The Power of Art
By Gordon Houser
A delightful French film, Faces Places, directed by Agnès Varda and JR, is a documentary from 2017 that appeared on many critics’ top 10 lists, and it would have appeared on mine, had I seen it in time. Varda, 89, is a well-known director (she was part of the French New Wave in the early 1960s), and JR, 33, is a photographer known for placing large photos on buildings. The two travel through rural France and create portraits of people they come across, then paste them onto surrounding buildings. These are regular people, not celebrities.
The effect on the people, as well as on viewers, is stunning. In one town is a block of rowhouses where miners used to live. But all the houses are empty but one, since the mine has long been closed. A miner’s widow lives there. The houses are scheduled to be torn down. JR finds an old photo of miners, blows it up, and pastes it onto the walls of several houses, and townspeople come to see it. It provides a way for them to grieve. He also takes a photo of the widow, blows it up, and pastes it on her house (with her permission). When she comes outside to look at it, she breaks into tears.
We come away from this film struck by the power of art to bring healing, to enhance community, and to help us see our world in new ways.
But it’s more than a travelogue or simple display of their artwork. Varda’s editing and the cinematography are beautifully unassuming and aid the flow of this portrayal of their journey together. The film also explores their relationship. Artists can be self-absorbed, locked in their own visions. JR wears a certain hat throughout and won’t take off his sunglasses, even when inside a building. Varda teases him, bugs him to show her his eyes. Only toward the end, when she is showing the pain of rejection from a fellow filmmaker who was her friend, does he agree to remove his glasses. But we see his eyes only through a distorted lens, which imitates Varda’s own failing eyesight.

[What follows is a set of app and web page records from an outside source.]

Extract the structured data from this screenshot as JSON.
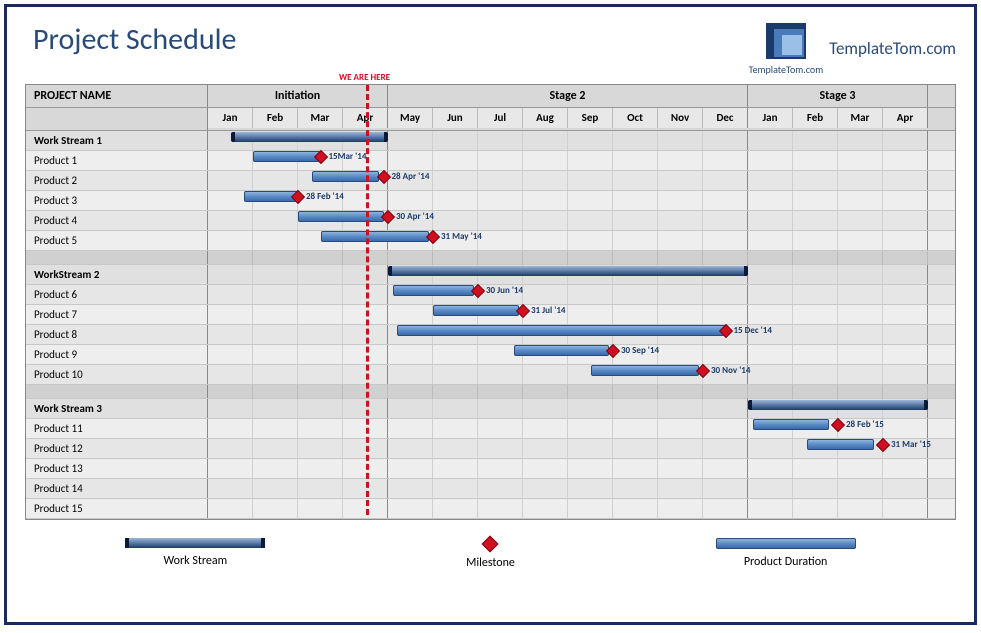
{
  "title": "Project Schedule",
  "brand": {
    "name_small": "TemplateTom.com",
    "name_big": "TemplateTom.com"
  },
  "now_label": "WE ARE HERE",
  "table": {
    "name_header": "PROJECT NAME",
    "groups": [
      {
        "label": "Initiation",
        "span": 4
      },
      {
        "label": "Stage 2",
        "span": 8
      },
      {
        "label": "Stage 3",
        "span": 4
      }
    ],
    "months": [
      "Jan",
      "Feb",
      "Mar",
      "Apr",
      "May",
      "Jun",
      "Jul",
      "Aug",
      "Sep",
      "Oct",
      "Nov",
      "Dec",
      "Jan",
      "Feb",
      "Mar",
      "Apr"
    ]
  },
  "legend": {
    "workstream": "Work Stream",
    "milestone": "Milestone",
    "product": "Product Duration"
  },
  "chart_data": {
    "type": "gantt",
    "title": "Project Schedule",
    "x_unit": "month",
    "x_domain": [
      "2014-01",
      "2015-04"
    ],
    "now": "2014-04-15",
    "streams": [
      {
        "name": "Work Stream 1",
        "bar": {
          "start": 0.5,
          "end": 4.0
        },
        "products": [
          {
            "name": "Product 1",
            "start": 1.0,
            "end": 2.5,
            "milestone": 2.5,
            "label": "15Mar '14"
          },
          {
            "name": "Product 2",
            "start": 2.3,
            "end": 3.8,
            "milestone": 3.9,
            "label": "28 Apr '14"
          },
          {
            "name": "Product 3",
            "start": 0.8,
            "end": 2.0,
            "milestone": 2.0,
            "label": "28 Feb '14"
          },
          {
            "name": "Product 4",
            "start": 2.0,
            "end": 3.9,
            "milestone": 4.0,
            "label": "30 Apr '14"
          },
          {
            "name": "Product 5",
            "start": 2.5,
            "end": 4.9,
            "milestone": 5.0,
            "label": "31 May '14"
          }
        ]
      },
      {
        "name": "WorkStream 2",
        "bar": {
          "start": 4.0,
          "end": 12.0
        },
        "products": [
          {
            "name": "Product 6",
            "start": 4.1,
            "end": 5.9,
            "milestone": 6.0,
            "label": "30 Jun '14"
          },
          {
            "name": "Product 7",
            "start": 5.0,
            "end": 6.9,
            "milestone": 7.0,
            "label": "31 Jul '14"
          },
          {
            "name": "Product 8",
            "start": 4.2,
            "end": 11.5,
            "milestone": 11.5,
            "label": "15 Dec '14"
          },
          {
            "name": "Product 9",
            "start": 6.8,
            "end": 8.9,
            "milestone": 9.0,
            "label": "30 Sep '14"
          },
          {
            "name": "Product 10",
            "start": 8.5,
            "end": 10.9,
            "milestone": 11.0,
            "label": "30 Nov '14"
          }
        ]
      },
      {
        "name": "Work Stream 3",
        "bar": {
          "start": 12.0,
          "end": 16.0
        },
        "products": [
          {
            "name": "Product 11",
            "start": 12.1,
            "end": 13.8,
            "milestone": 14.0,
            "label": "28 Feb '15"
          },
          {
            "name": "Product 12",
            "start": 13.3,
            "end": 14.8,
            "milestone": 15.0,
            "label": "31 Mar '15"
          },
          {
            "name": "Product 13"
          },
          {
            "name": "Product 14"
          },
          {
            "name": "Product 15"
          }
        ]
      }
    ]
  }
}
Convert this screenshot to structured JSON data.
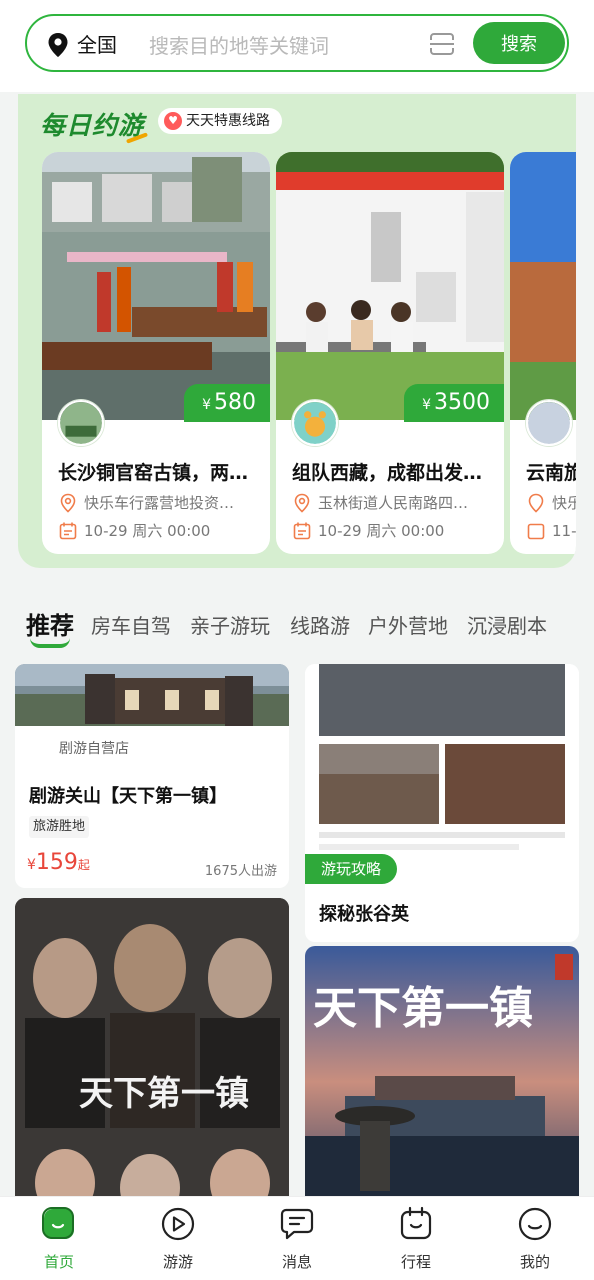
{
  "search": {
    "location": "全国",
    "placeholder": "搜索目的地等关键词",
    "button_label": "搜索"
  },
  "daily": {
    "title": "每日约游",
    "tag": "天天特惠线路",
    "cards": [
      {
        "title": "长沙铜官窑古镇，两…",
        "price": "580",
        "currency": "¥",
        "address": "快乐车行露营地投资…",
        "time": "10-29 周六 00:00"
      },
      {
        "title": "组队西藏，成都出发…",
        "price": "3500",
        "currency": "¥",
        "address": "玉林街道人民南路四…",
        "time": "10-29 周六 00:00"
      },
      {
        "title": "云南旅",
        "price": "",
        "currency": "¥",
        "address": "快乐",
        "time": "11-"
      }
    ]
  },
  "tabs": [
    "推荐",
    "房车自驾",
    "亲子游玩",
    "线路游",
    "户外营地",
    "沉浸剧本"
  ],
  "feed": {
    "card1": {
      "store": "剧游自营店",
      "title": "剧游关山【天下第一镇】",
      "tag": "旅游胜地",
      "currency": "¥",
      "price": "159",
      "price_suffix": "起",
      "count": "1675人出游"
    },
    "card2": {
      "tag": "游玩攻略",
      "title": "探秘张谷英"
    },
    "poster1_text": "天下第一镇",
    "poster2_text": "天下第一镇"
  },
  "nav": [
    {
      "label": "首页",
      "icon": "home-icon",
      "active": true
    },
    {
      "label": "游游",
      "icon": "play-icon",
      "active": false
    },
    {
      "label": "消息",
      "icon": "message-icon",
      "active": false
    },
    {
      "label": "行程",
      "icon": "itinerary-icon",
      "active": false
    },
    {
      "label": "我的",
      "icon": "profile-icon",
      "active": false
    }
  ],
  "colors": {
    "brand": "#2fa93a",
    "price_red": "#e8463a",
    "panel_bg": "#d6eed0"
  }
}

Why is this significant? In general, artists are reluctant to focus on themselves; rather, they want the focus to be on their art. At the same time, one’s art always says something about the artist, even if it’s sublimated in the work. And art is experienced in different ways; each of us sees it from our own perspective.
Art also involves feeling, emotion. And in this film, we witness emotion from the people they photograph and display, plus those in the communities who come to view the work. This art brings people together while also making statements about justice issues, such as the inequality toward women in employment practices and the treatment of animals, among other issues. Yet these points about justice do not dominate the film. Rather, the joy of watching the work being done and the interplay between these two artists bring joy to viewers.
Faces Places is streaming on Netflix beginning May 5, 2018.
Read more by Gordon Houser here.